You are now entering the Jewish Currents archive.
Founded in 1602 and granted a 21-year monopoly of Dutch trade with Asia, the Dutch East India Company had its markets extended on this date in 1621 when it was granted a charter for New Netherlands, which would eventually become New Amsterdam, where Jews would settle for the first time in North America in 1654. The Company can be considered the world’s first multinational corporation and had tremendous power, not only to monopolize trade but to build forts, wage war, negotiate treaties, mint coins, establish colonies, and imprison or execute convicts. “At first the Jews [mostly Portuguese] did not invest in the Company,” writes Lazarus Morris Goldman in The History of the Jews in New Zealand (1958), “as they had no desire to pour money into a company which was in direct competition with them and which showed prejudice against Jews by prohibiting them from becoming directors.... However, as the influence and power of the Dutch East India Company grew, the Jews gradually bought up its shares, and by the end of the 17th century became the principal stockholders in Holland, controlling a quarter of its stock. In the middle of the 17th century, the relief and sustenance of the needy Jews of Amsterdam was obtained by a communal tax on the Jewish shareholders in the East India Company, which formed a principal source of income of the community in that period and for many years afterwards.”
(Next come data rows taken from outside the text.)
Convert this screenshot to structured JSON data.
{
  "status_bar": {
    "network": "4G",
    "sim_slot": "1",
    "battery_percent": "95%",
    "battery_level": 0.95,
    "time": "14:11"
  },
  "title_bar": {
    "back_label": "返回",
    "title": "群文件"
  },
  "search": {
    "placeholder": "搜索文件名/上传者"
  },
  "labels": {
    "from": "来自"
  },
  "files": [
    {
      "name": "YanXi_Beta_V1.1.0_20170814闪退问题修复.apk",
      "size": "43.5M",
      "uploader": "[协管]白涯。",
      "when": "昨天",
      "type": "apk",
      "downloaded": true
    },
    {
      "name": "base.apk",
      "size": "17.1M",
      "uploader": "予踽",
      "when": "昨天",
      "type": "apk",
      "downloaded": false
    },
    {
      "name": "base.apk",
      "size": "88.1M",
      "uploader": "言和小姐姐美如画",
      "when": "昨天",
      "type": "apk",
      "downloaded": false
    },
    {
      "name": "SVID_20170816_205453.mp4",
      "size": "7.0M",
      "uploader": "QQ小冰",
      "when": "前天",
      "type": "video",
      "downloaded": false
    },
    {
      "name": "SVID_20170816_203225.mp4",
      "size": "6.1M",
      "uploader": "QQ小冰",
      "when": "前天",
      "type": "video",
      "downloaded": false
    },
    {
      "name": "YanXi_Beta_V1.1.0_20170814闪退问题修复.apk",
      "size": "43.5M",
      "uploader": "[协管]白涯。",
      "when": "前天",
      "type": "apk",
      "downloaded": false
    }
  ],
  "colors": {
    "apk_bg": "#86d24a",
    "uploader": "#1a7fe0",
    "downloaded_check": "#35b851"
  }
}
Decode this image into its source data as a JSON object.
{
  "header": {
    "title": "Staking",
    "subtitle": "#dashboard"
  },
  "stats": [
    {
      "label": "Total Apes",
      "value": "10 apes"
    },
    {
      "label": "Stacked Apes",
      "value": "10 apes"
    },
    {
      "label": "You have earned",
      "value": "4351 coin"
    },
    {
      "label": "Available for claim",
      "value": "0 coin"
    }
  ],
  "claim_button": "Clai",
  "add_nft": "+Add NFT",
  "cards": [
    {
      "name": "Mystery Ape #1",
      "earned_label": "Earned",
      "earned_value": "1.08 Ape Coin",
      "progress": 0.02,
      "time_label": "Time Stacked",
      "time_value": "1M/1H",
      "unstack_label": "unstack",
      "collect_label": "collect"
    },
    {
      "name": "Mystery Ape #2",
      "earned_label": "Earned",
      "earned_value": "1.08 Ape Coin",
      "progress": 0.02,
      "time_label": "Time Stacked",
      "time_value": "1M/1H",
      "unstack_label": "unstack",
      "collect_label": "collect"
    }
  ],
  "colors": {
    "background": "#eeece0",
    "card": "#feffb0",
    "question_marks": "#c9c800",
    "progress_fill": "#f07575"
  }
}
“We would have liked to effectuate and fulfill your wishes and request that the new territories should no more be allowed to be infected by people of the Jewish nation, for we foresee therefrom the same difficulties which you fear, but after having further weighed and considered the matter, we observe that this would be somewhat unreasonable and unfair, especially because of the considerable loss sustained by this nation, with others, in the taking of Brazil, as also because of the large amount of capital which they still have invested in the shares of this company. Therefore after many deliberations we have finally decided and resolved to annotate upon a certain petition presented by said Portuguese Jews that these people may travel and trade to and in New Netherland and live and remain there, provided the poor among them shall not become a burden to the company or to the community, but be supported by their own nation. You will now govern yourself accordingly.” —Letter from the Dutch East India Company to Governor Peter Stuyvesant of New Amsterdam, April 26, 1655